> [ACTION ITEM]: Take each line of the entries below that contains "screenshot" and copy it.

Start of Block

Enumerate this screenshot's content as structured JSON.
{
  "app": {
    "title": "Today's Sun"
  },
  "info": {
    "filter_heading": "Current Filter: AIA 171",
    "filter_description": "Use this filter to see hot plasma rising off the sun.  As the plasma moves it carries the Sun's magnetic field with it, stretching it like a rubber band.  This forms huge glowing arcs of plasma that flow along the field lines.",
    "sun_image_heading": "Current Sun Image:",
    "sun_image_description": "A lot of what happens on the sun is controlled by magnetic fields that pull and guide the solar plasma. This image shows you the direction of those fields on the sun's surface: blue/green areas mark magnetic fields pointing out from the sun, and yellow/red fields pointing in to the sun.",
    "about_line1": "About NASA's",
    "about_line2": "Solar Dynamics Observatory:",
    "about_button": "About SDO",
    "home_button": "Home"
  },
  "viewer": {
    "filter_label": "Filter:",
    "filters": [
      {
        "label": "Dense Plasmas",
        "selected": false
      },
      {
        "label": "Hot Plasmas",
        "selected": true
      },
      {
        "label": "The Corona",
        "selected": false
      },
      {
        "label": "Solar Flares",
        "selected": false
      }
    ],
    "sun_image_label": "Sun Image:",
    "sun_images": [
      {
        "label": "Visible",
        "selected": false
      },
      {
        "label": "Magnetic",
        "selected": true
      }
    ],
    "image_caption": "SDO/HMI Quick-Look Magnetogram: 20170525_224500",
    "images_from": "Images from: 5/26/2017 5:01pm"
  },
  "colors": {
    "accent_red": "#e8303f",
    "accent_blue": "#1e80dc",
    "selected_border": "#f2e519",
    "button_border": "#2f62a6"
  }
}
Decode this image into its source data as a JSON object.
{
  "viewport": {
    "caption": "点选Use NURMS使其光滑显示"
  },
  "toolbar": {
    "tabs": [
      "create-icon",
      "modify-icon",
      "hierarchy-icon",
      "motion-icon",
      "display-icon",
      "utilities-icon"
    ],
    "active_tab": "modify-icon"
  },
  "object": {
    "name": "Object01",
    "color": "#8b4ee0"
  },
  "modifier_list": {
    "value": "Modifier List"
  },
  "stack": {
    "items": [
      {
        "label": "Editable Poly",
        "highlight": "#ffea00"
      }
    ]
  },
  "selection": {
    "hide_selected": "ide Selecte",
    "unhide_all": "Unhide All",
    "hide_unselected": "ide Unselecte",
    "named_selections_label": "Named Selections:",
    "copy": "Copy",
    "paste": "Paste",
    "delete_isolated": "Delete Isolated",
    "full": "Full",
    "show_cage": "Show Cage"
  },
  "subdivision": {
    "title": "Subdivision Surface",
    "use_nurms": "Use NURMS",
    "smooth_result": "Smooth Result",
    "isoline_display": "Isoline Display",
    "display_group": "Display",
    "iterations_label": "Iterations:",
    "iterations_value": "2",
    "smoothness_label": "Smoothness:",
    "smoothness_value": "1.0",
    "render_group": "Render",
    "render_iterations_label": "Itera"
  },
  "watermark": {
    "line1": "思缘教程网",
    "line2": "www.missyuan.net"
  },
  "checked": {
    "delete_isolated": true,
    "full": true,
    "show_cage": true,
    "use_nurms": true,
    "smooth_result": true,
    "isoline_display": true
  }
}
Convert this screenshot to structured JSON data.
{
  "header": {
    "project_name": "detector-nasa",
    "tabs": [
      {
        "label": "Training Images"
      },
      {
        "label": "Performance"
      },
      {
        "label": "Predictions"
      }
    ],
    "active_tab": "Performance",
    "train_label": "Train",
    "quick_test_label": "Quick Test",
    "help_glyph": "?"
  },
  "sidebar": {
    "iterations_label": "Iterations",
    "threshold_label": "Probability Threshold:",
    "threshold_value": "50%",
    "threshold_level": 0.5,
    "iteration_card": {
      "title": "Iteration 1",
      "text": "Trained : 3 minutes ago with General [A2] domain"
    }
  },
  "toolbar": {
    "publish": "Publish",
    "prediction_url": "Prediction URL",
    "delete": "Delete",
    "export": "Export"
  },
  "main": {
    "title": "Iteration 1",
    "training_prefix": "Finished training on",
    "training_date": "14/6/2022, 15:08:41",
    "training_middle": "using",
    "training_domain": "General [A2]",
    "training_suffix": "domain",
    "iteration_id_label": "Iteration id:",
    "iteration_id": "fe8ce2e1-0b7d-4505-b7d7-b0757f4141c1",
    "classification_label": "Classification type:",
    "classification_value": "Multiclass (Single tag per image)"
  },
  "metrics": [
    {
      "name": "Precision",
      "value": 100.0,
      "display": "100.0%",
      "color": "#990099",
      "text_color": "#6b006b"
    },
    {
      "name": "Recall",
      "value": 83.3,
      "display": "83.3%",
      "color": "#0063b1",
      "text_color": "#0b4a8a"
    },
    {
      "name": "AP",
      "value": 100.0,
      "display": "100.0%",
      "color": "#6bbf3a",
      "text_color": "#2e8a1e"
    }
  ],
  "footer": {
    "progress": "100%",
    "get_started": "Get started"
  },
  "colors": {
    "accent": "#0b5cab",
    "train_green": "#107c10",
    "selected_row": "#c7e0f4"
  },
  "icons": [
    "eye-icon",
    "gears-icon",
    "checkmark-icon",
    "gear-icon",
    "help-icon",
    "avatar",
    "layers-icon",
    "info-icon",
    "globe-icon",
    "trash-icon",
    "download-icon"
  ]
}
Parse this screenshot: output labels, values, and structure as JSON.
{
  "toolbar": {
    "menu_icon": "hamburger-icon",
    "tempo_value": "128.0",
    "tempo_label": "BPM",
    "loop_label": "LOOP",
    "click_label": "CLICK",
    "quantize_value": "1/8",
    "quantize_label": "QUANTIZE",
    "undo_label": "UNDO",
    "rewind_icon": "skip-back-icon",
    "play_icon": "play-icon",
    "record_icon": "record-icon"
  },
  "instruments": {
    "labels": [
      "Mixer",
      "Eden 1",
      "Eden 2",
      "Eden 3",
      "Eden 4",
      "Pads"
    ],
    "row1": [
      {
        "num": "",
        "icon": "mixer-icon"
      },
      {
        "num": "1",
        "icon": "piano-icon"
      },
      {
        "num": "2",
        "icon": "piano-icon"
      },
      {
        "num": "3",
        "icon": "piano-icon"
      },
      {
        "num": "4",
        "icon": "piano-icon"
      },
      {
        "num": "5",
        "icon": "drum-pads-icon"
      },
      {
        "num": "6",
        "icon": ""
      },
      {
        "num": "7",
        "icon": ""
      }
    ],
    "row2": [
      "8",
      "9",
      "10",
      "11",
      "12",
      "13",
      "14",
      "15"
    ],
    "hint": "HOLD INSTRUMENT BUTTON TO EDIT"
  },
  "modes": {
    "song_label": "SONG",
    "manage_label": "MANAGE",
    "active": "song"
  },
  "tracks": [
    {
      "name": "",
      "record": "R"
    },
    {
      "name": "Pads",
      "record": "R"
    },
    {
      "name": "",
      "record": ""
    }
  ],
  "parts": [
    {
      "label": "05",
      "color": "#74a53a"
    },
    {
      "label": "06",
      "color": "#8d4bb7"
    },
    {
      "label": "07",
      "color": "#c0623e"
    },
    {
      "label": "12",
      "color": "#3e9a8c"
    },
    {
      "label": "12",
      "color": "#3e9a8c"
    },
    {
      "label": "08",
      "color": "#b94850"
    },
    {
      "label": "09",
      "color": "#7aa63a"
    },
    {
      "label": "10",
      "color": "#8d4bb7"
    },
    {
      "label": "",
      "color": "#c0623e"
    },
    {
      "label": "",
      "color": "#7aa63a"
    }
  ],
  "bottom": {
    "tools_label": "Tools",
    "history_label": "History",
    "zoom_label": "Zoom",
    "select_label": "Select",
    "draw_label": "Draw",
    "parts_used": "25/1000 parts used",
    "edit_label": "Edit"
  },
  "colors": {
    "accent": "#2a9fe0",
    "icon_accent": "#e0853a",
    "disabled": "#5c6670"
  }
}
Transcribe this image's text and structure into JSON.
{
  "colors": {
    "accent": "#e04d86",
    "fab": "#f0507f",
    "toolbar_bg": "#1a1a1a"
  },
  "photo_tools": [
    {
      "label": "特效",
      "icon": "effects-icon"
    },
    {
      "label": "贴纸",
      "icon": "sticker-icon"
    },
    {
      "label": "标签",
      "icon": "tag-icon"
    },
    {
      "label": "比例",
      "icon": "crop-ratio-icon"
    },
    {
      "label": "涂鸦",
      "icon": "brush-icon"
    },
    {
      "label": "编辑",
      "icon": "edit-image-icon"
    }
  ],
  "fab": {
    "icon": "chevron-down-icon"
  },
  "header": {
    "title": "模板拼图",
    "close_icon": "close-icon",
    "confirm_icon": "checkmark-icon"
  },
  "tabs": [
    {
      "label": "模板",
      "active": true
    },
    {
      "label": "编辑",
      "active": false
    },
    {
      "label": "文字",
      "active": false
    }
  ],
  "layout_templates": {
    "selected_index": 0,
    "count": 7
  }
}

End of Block

> [TASK RESULT]:
Enumerate this screenshot's content as structured JSON.
Convert this screenshot to structured JSON data.
Parse this screenshot: output labels, values, and structure as JSON.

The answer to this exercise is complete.